[Opening Data extract section]

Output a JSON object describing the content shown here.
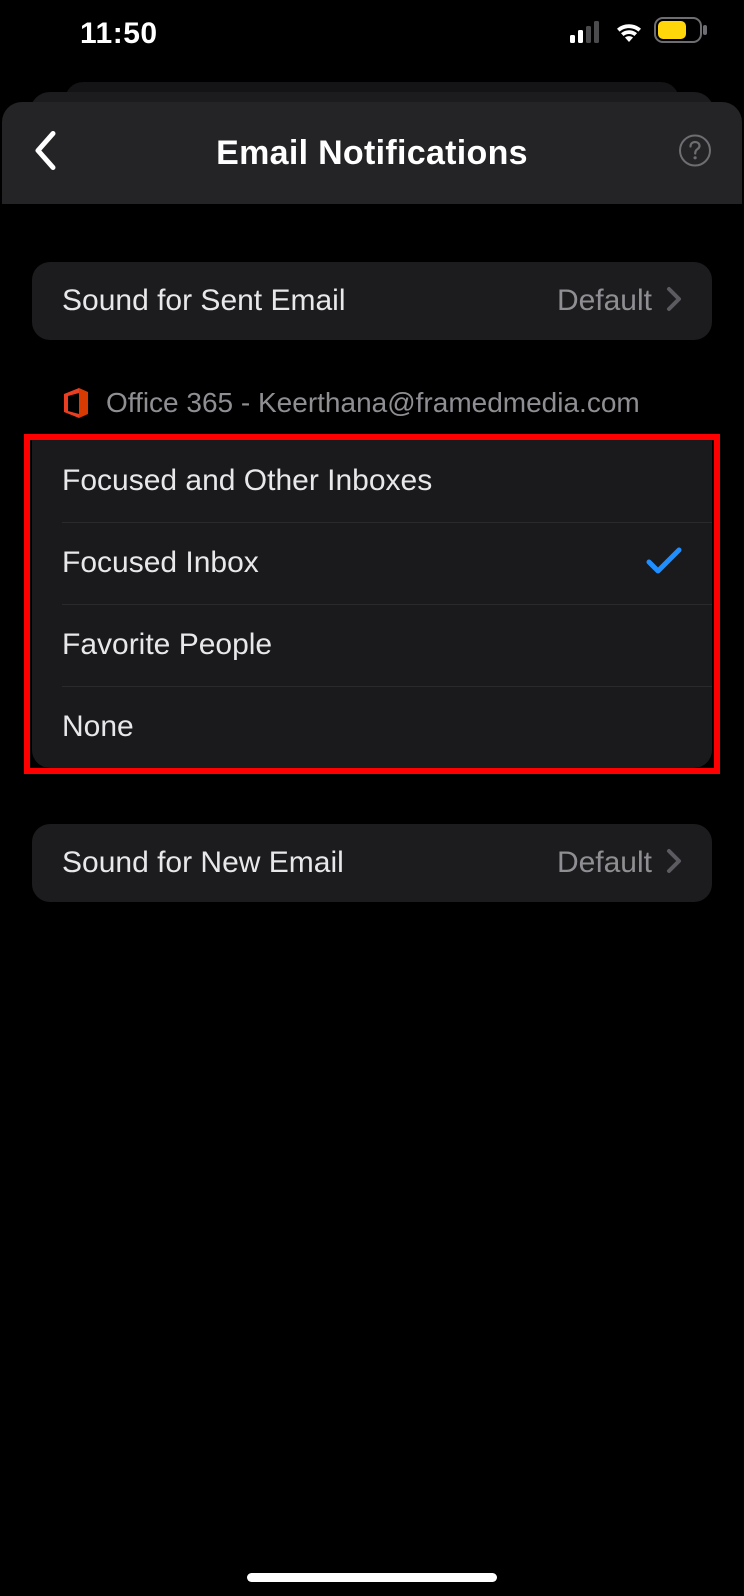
{
  "status": {
    "time": "11:50"
  },
  "header": {
    "title": "Email Notifications"
  },
  "sentSound": {
    "label": "Sound for Sent Email",
    "value": "Default"
  },
  "account": {
    "label": "Office 365 - Keerthana@framedmedia.com"
  },
  "options": [
    {
      "label": "Focused and Other Inboxes",
      "selected": false
    },
    {
      "label": "Focused Inbox",
      "selected": true
    },
    {
      "label": "Favorite People",
      "selected": false
    },
    {
      "label": "None",
      "selected": false
    }
  ],
  "newSound": {
    "label": "Sound for New Email",
    "value": "Default"
  }
}
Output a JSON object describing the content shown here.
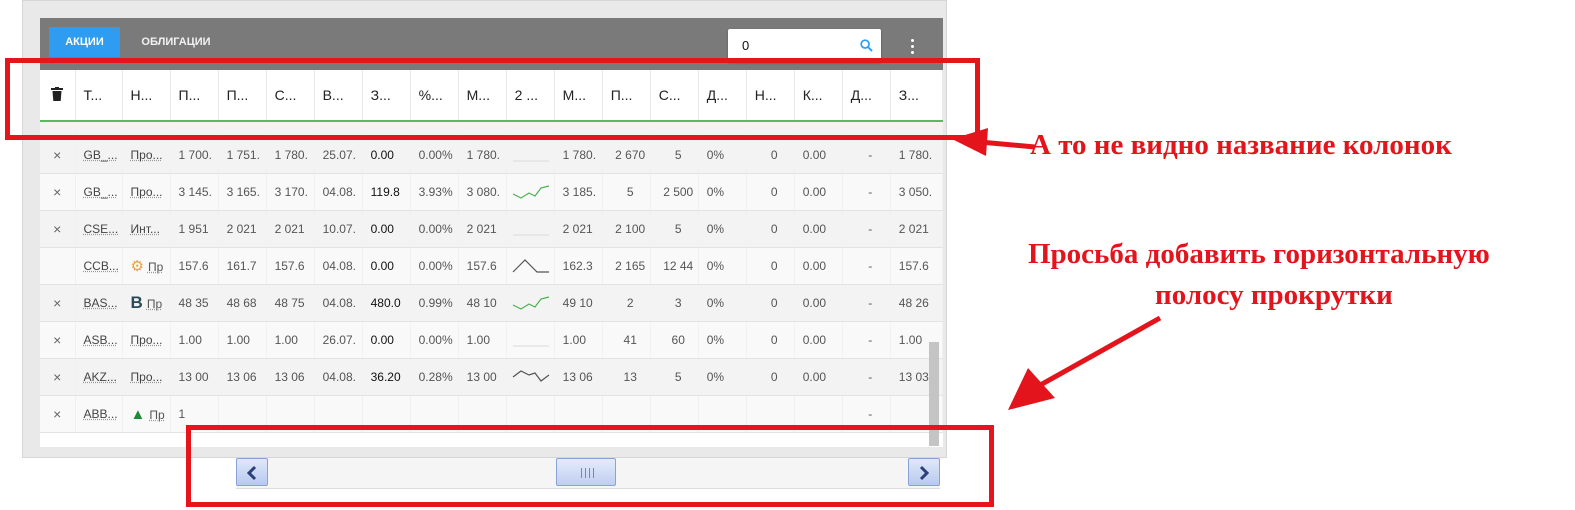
{
  "tabs": [
    {
      "label": "АКЦИИ",
      "active": true
    },
    {
      "label": "ОБЛИГАЦИИ",
      "active": false
    }
  ],
  "search": {
    "value": "0"
  },
  "columns": [
    "",
    "Т...",
    "Н...",
    "П...",
    "П...",
    "С...",
    "В...",
    "З...",
    "%...",
    "М...",
    "2 ...",
    "М...",
    "П...",
    "С...",
    "Д...",
    "Н...",
    "К...",
    "Д...",
    "З..."
  ],
  "rows": [
    {
      "x": "×",
      "c1": "GB_...",
      "c2": "Про...",
      "c3": "1 700.",
      "c4": "1 751.",
      "c5": "1 780.",
      "c6": "25.07.",
      "c7": "0.00",
      "c8": "0.00%",
      "c9": "1 780.",
      "spark": "flat",
      "c11": "1 780.",
      "c12": "2 670",
      "c13": "5",
      "c14": "0%",
      "c15": "0",
      "c16": "0.00",
      "c17": "-",
      "c18": "1 780."
    },
    {
      "x": "×",
      "c1": "GB_...",
      "c2": "Про...",
      "c3": "3 145.",
      "c4": "3 165.",
      "c5": "3 170.",
      "c6": "04.08.",
      "c7": "119.8",
      "c8": "3.93%",
      "c9": "3 080.",
      "spark": "up",
      "c11": "3 185.",
      "c12": "5",
      "c13": "2 500",
      "c14": "0%",
      "c15": "0",
      "c16": "0.00",
      "c17": "-",
      "c18": "3 050."
    },
    {
      "x": "×",
      "c1": "CSE...",
      "c2": "Инт...",
      "c3": "1 951",
      "c4": "2 021",
      "c5": "2 021",
      "c6": "10.07.",
      "c7": "0.00",
      "c8": "0.00%",
      "c9": "2 021",
      "spark": "flat",
      "c11": "2 021",
      "c12": "2 100",
      "c13": "5",
      "c14": "0%",
      "c15": "0",
      "c16": "0.00",
      "c17": "-",
      "c18": "2 021"
    },
    {
      "x": "",
      "c1": "CCB...",
      "c2": "Пр",
      "c3": "157.6",
      "c4": "161.7",
      "c5": "157.6",
      "c6": "04.08.",
      "c7": "0.00",
      "c8": "0.00%",
      "c9": "157.6",
      "spark": "peak",
      "c11": "162.3",
      "c12": "2 165",
      "c13": "12 44",
      "c14": "0%",
      "c15": "0",
      "c16": "0.00",
      "c17": "-",
      "c18": "157.6"
    },
    {
      "x": "×",
      "c1": "BAS...",
      "c2": "Пр",
      "c3": "48 35",
      "c4": "48 68",
      "c5": "48 75",
      "c6": "04.08.",
      "c7": "480.0",
      "c8": "0.99%",
      "c9": "48 10",
      "spark": "up",
      "c11": "49 10",
      "c12": "2",
      "c13": "3",
      "c14": "0%",
      "c15": "0",
      "c16": "0.00",
      "c17": "-",
      "c18": "48 26"
    },
    {
      "x": "×",
      "c1": "ASB...",
      "c2": "Про...",
      "c3": "1.00",
      "c4": "1.00",
      "c5": "1.00",
      "c6": "26.07.",
      "c7": "0.00",
      "c8": "0.00%",
      "c9": "1.00",
      "spark": "flat",
      "c11": "1.00",
      "c12": "41",
      "c13": "60",
      "c14": "0%",
      "c15": "0",
      "c16": "0.00",
      "c17": "-",
      "c18": "1.00"
    },
    {
      "x": "×",
      "c1": "AKZ...",
      "c2": "Про...",
      "c3": "13 00",
      "c4": "13 06",
      "c5": "13 06",
      "c6": "04.08.",
      "c7": "36.20",
      "c8": "0.28%",
      "c9": "13 00",
      "spark": "peak2",
      "c11": "13 06",
      "c12": "13",
      "c13": "5",
      "c14": "0%",
      "c15": "0",
      "c16": "0.00",
      "c17": "-",
      "c18": "13 03"
    },
    {
      "x": "×",
      "c1": "ABB...",
      "c2": "Пр",
      "c3": "1",
      "c4": "",
      "c5": "",
      "c6": "",
      "c7": "",
      "c8": "",
      "c9": "",
      "spark": "",
      "c11": "",
      "c12": "",
      "c13": "",
      "c14": "",
      "c15": "",
      "c16": "",
      "c17": "-",
      "c18": ""
    }
  ],
  "annotations": {
    "note1": "А то не видно название колонок",
    "note2_line1": "Просьба добавить горизонтальную",
    "note2_line2": "полосу прокрутки"
  },
  "colors": {
    "accent_tab": "#2e9cf0",
    "annotation_red": "#e3141b",
    "header_underline": "#5cb85c"
  }
}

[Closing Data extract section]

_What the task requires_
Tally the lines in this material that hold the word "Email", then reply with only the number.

_Written solution_
3